Piedmont Newnan Hospital has achieved Leadership in Energy and Environmental Design (LEED) certification, an honor garnered by just two other hospitals in Georgia, hospital officials announced this week.
The newly-built facility opened in 2012 on Poplar Road, relocating from an aging hospital campus on Hospital Road.
“Each decision we made — whether it was to install green roofs or use low-emitting chemical building materials — was in an effort to fulfill our duty to keep our community healthy in every way possible,” said Nathan Nipper, vice president and chief operating officer at Piedmont Newnan. “This responsibility includes how our hospital affects the environment, and consequently, how the environment affects the health and well-being of our patients.”
LEED certification is the globally-recognized standard for measuring the environmental sustainability of buildings. A nonprofit team of building industry leaders known as the U.S. Green Building Council (USGBC) determines which buildings receive LEED certification through a rigorous, often year-long process.
During construction, Piedmont Newnan recycled 95 percent of its waste materials and left almost two-thirds of the building site undeveloped to preserve natural green space, including a four-acre pond stocked with more than 2,500 fish.
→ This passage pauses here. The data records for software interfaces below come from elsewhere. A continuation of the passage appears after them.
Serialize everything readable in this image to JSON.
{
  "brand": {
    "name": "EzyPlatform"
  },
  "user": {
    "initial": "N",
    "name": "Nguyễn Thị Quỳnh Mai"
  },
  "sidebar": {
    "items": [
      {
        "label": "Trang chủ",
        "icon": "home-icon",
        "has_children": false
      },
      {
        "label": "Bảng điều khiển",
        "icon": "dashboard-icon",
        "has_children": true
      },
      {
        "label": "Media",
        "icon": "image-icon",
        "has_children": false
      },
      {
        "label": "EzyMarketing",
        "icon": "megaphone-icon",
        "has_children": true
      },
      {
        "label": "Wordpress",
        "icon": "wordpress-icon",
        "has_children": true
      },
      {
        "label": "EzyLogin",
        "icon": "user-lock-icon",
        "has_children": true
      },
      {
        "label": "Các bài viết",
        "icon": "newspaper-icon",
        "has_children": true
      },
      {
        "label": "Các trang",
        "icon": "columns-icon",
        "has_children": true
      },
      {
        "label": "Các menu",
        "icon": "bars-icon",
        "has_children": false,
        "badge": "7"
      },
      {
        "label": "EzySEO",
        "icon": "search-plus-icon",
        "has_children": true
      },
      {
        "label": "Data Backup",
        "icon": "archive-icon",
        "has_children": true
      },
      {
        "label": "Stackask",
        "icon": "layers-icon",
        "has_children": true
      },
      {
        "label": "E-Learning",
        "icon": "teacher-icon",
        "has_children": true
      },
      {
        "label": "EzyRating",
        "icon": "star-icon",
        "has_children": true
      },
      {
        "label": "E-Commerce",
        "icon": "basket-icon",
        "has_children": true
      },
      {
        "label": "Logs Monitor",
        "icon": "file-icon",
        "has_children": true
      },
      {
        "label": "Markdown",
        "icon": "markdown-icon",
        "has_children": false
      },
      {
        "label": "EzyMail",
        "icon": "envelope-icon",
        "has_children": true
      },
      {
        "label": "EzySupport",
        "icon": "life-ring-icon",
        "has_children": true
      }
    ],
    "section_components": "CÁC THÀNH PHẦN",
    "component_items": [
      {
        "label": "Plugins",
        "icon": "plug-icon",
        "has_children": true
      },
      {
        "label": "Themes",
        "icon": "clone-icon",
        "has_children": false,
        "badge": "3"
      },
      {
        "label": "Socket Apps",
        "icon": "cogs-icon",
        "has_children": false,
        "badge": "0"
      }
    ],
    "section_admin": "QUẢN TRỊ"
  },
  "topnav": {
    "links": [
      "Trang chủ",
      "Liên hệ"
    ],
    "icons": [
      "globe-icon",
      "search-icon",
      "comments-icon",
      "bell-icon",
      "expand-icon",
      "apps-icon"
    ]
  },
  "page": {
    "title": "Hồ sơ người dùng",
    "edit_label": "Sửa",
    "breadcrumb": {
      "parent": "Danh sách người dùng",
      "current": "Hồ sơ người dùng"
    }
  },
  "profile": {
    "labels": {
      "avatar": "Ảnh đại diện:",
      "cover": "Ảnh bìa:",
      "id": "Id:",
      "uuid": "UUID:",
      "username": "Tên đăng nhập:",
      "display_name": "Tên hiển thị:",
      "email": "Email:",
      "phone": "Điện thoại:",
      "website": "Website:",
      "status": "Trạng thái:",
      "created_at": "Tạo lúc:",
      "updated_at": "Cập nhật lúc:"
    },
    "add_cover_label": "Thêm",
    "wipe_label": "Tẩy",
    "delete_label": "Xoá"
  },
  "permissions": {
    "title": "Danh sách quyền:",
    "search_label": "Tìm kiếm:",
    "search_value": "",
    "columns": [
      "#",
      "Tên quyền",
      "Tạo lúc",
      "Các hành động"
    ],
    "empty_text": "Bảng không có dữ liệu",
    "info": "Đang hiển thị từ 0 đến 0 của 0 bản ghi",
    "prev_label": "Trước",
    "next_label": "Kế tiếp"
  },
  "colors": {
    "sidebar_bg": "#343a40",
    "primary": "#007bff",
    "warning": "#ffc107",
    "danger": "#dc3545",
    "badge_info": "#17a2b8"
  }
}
The hospital also implemented a two-mile-long pipeline that runs from the waste treatment plant to the hospital to use recycled water for irrigation purposes.
“Due to the huge energy burden on hospitals, it can be incredibly difficult for hospitals to be sustainable, much less receive LEED certification,” said Nipper. “But we knew setting high environmental goals was the right thing to do, and we work daily to reduce our environmental footprint.”
Last year, hospital employees started a recycling program with funds they raised through the annual employee giving campaign to show their commitment to going “green.” Additionally, designated spaces for fuel-efficient vehicles and bicycle racks were added for employees who choose a greener form of transportation to get to work.
Nipper says he expects the hospital to save $655,000 a year in energy costs alone. Another $25,000 is expected to be saved as a result of Piedmont Newnan’s landscaping plan which uses indigenous plants, drip irrigation and moisture sensors, and reduces water usage by up to 50 percent.
In order to receive LEED certification, Piedmont Newnan had to prove:
• Sustainable sites credits encourage strategies that minimize the impact on ecosystems and water resources.
• Water efficiency credits promote smarter use of water, inside and out, to reduce potable water consumption.
• Energy and atmosphere credits promote better building energy performance through innovative strategies.
• Materials and resources credits encourage using sustainable building materials and reducing waste.
• Indoor environmental quality credits promote better indoor air quality and access to daylight and views.